#### DATA EXTRACTS
——

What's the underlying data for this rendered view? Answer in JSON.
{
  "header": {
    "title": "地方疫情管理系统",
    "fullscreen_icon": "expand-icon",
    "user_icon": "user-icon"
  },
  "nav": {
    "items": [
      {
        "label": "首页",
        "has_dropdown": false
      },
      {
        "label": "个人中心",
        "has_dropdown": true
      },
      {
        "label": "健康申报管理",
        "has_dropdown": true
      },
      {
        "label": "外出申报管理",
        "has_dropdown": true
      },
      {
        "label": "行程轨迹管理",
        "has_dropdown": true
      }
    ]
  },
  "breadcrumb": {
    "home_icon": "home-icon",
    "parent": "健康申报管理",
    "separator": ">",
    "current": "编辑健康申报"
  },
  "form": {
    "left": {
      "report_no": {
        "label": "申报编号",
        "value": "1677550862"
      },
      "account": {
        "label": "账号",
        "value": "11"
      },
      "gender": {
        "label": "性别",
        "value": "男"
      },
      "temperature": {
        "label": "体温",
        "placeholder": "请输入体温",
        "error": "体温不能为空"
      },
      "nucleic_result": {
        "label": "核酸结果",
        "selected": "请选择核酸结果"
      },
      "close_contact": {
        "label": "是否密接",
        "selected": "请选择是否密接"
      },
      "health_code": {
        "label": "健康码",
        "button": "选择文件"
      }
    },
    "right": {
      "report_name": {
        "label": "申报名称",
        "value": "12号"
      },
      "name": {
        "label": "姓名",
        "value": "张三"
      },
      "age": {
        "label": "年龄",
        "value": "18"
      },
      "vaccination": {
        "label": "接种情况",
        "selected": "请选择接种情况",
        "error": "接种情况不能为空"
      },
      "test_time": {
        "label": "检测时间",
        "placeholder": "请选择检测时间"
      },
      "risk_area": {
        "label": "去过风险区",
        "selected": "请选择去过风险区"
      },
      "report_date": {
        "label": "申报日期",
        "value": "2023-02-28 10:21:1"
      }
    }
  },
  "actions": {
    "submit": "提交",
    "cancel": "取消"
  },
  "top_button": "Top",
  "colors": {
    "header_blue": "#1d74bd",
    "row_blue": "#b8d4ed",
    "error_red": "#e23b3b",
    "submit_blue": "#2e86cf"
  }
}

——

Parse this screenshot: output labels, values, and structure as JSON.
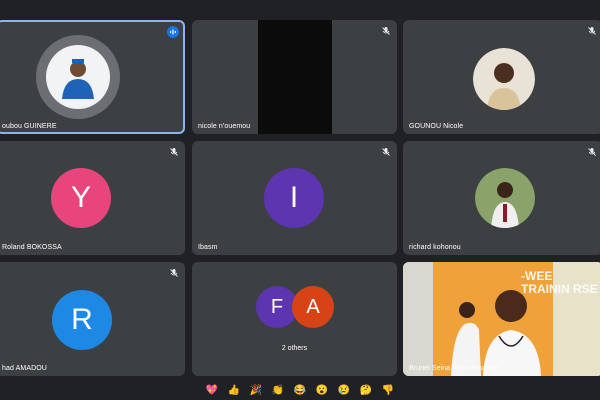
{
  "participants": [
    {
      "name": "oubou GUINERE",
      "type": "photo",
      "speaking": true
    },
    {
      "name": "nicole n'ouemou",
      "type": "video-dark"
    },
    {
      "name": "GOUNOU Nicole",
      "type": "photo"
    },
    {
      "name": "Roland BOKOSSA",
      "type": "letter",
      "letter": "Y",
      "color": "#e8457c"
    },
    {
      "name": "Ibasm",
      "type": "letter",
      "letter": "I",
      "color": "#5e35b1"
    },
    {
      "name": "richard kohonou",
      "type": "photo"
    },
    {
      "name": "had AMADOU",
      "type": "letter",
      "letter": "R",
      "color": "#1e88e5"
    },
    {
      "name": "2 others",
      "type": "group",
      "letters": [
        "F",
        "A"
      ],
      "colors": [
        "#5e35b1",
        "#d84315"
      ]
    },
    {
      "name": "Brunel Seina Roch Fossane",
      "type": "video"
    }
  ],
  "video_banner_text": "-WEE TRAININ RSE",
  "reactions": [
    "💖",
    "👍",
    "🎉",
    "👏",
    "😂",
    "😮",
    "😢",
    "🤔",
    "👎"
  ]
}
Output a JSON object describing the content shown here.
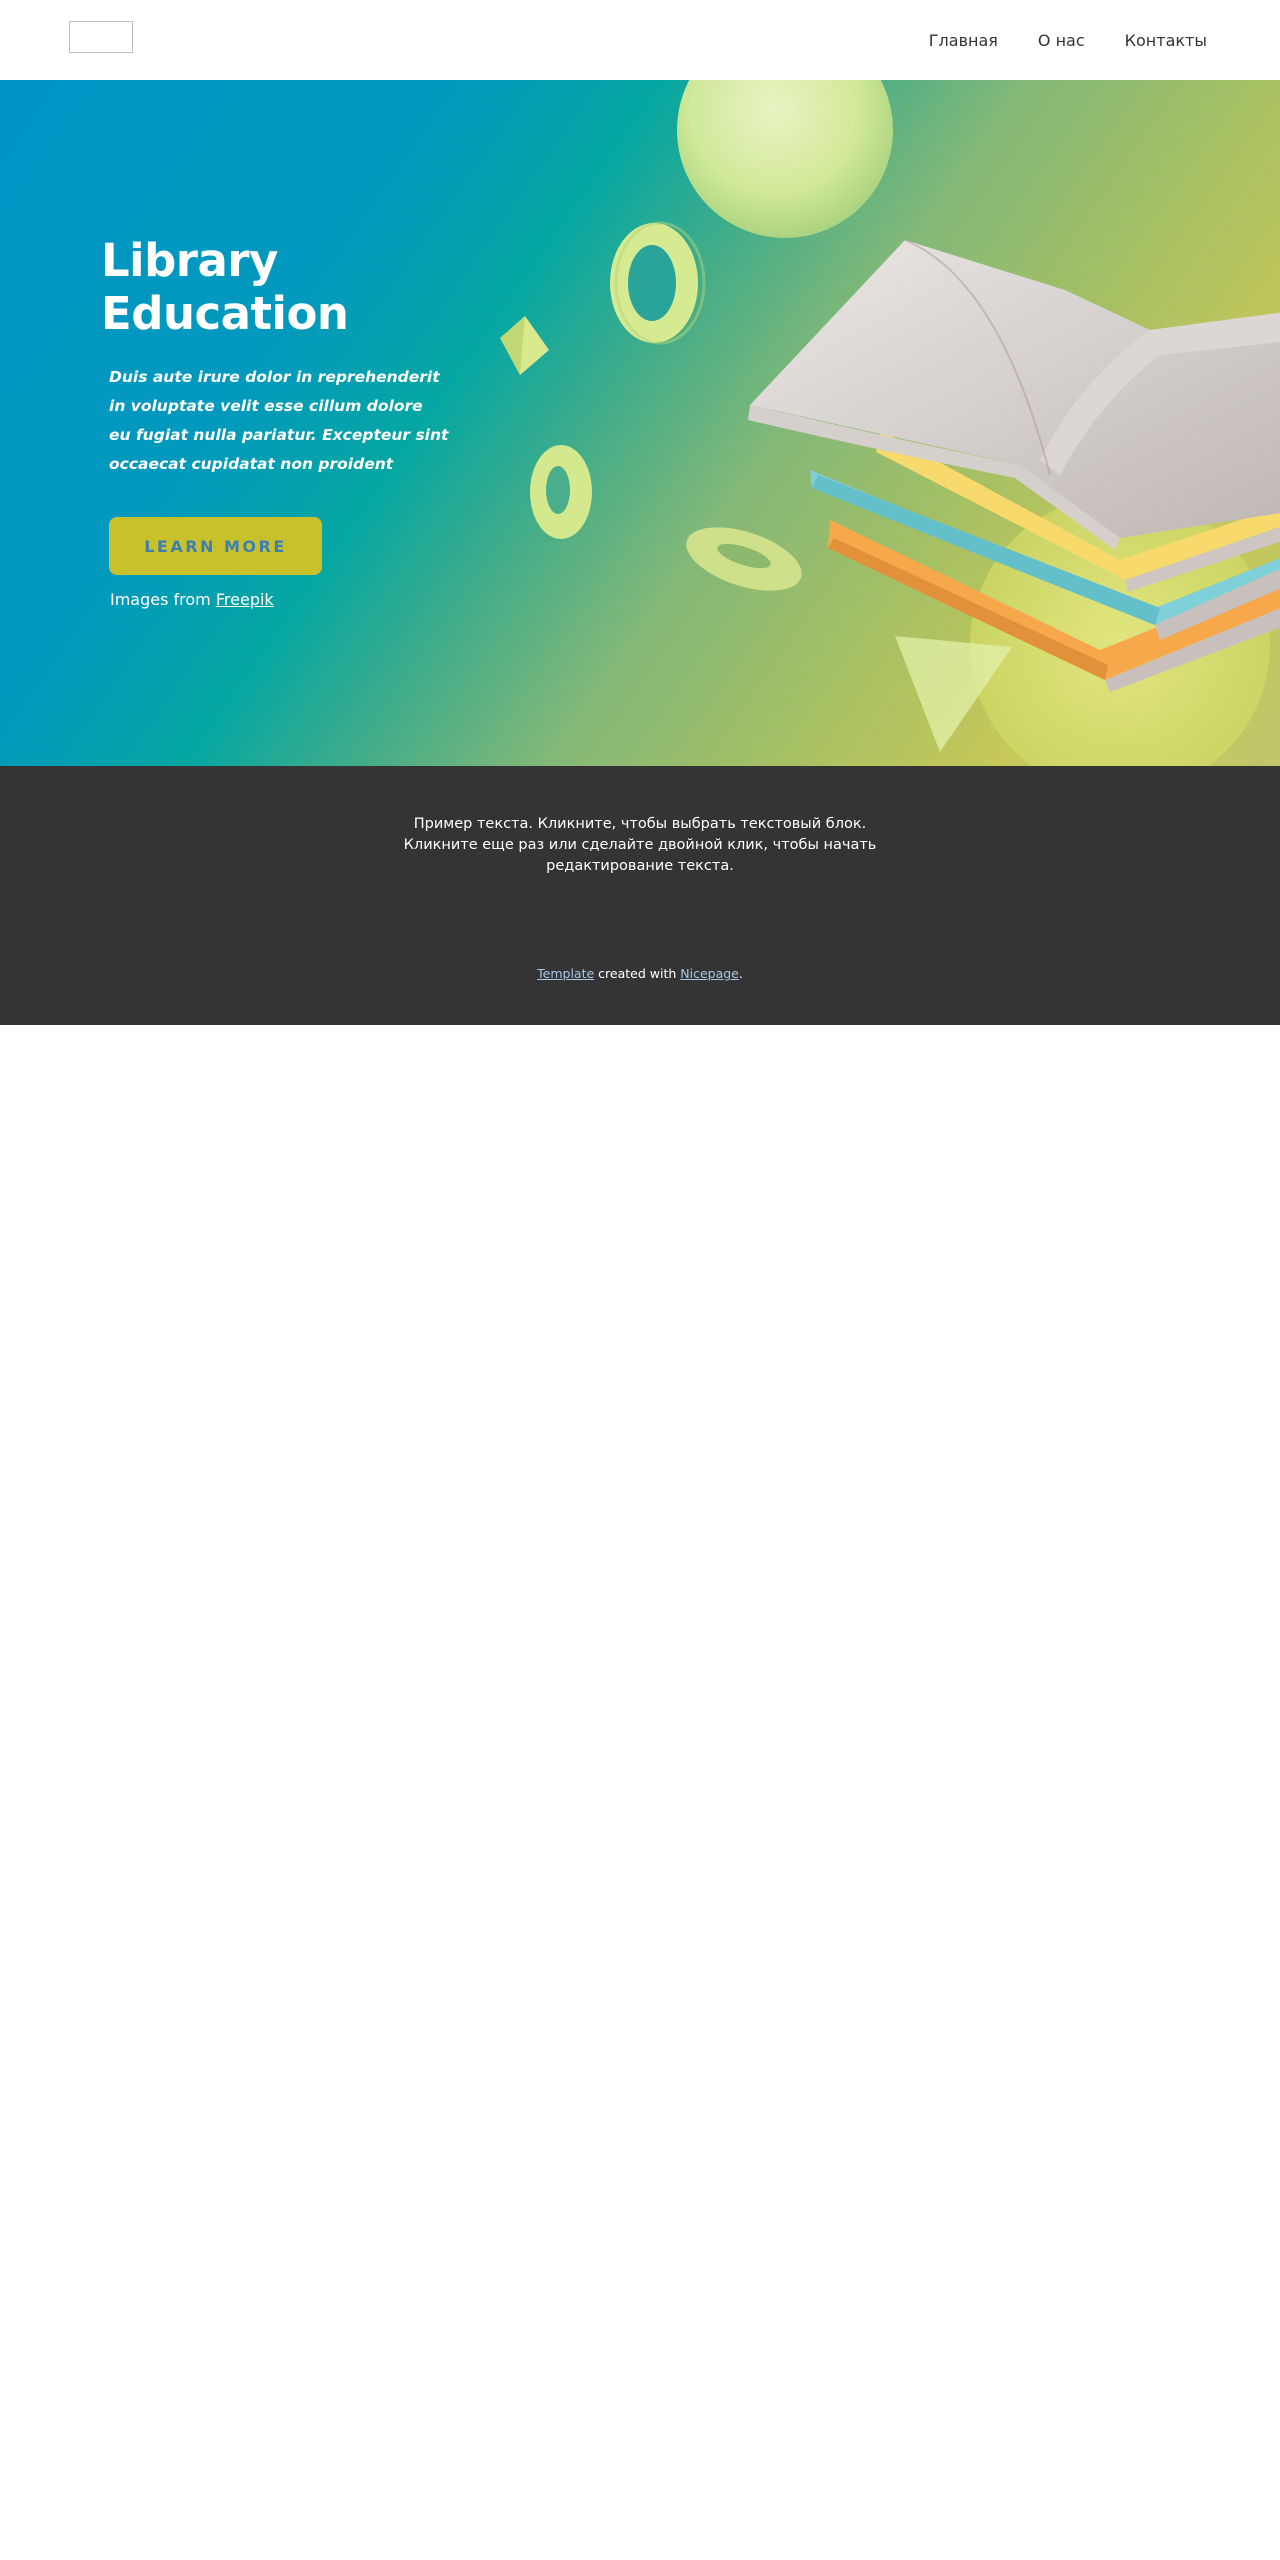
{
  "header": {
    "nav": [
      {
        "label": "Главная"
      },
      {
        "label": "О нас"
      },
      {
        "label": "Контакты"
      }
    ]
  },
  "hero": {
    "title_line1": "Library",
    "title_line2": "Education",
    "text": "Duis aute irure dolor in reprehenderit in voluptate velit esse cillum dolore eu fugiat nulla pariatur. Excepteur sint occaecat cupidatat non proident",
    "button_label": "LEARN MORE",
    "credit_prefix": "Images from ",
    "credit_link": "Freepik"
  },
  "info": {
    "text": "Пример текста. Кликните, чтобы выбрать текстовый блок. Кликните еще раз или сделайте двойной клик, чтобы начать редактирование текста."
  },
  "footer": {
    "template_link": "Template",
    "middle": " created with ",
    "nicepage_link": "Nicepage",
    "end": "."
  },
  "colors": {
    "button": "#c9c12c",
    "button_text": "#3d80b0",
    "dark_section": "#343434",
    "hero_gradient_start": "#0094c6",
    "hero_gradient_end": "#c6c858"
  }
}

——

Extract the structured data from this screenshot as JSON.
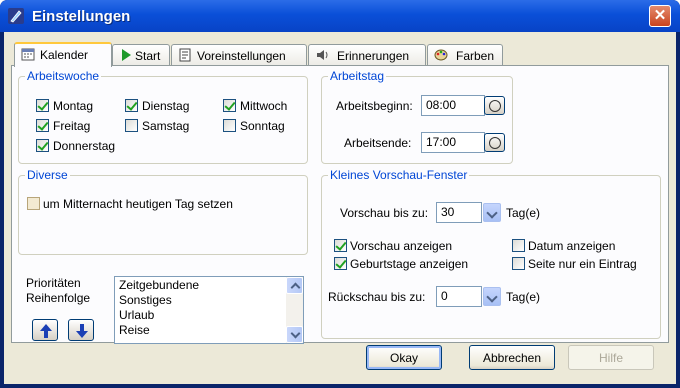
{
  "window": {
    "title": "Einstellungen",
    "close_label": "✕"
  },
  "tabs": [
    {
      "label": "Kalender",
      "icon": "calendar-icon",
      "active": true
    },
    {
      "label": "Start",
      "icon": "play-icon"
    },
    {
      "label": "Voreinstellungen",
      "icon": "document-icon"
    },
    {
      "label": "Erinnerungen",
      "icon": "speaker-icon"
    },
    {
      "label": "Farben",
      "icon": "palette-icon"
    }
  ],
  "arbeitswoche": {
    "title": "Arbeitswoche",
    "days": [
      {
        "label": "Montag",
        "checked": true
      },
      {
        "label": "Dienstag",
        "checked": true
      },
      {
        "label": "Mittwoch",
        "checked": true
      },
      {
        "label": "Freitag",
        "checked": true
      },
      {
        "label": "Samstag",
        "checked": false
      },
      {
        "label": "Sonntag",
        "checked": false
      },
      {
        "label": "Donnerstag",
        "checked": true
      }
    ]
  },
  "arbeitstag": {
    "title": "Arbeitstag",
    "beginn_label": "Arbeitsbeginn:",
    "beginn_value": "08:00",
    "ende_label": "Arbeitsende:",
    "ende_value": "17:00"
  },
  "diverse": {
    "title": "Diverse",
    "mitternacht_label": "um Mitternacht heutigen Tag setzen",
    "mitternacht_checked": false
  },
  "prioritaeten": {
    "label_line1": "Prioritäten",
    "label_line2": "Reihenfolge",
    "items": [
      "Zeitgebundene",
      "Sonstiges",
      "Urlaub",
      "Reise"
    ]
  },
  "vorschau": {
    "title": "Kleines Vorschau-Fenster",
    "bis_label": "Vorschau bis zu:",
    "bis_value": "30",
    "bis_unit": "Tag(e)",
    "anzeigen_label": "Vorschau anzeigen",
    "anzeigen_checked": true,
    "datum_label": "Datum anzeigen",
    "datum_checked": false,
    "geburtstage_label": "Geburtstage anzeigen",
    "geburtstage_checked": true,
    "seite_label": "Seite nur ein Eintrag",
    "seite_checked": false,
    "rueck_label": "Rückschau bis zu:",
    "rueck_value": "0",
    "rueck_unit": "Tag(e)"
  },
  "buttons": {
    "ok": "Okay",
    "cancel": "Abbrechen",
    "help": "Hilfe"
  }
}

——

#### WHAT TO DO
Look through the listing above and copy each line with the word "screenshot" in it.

#### YOUR RESPONSE
Parse this screenshot: output labels, values, and structure as JSON.
Extract the structured data from this screenshot as JSON.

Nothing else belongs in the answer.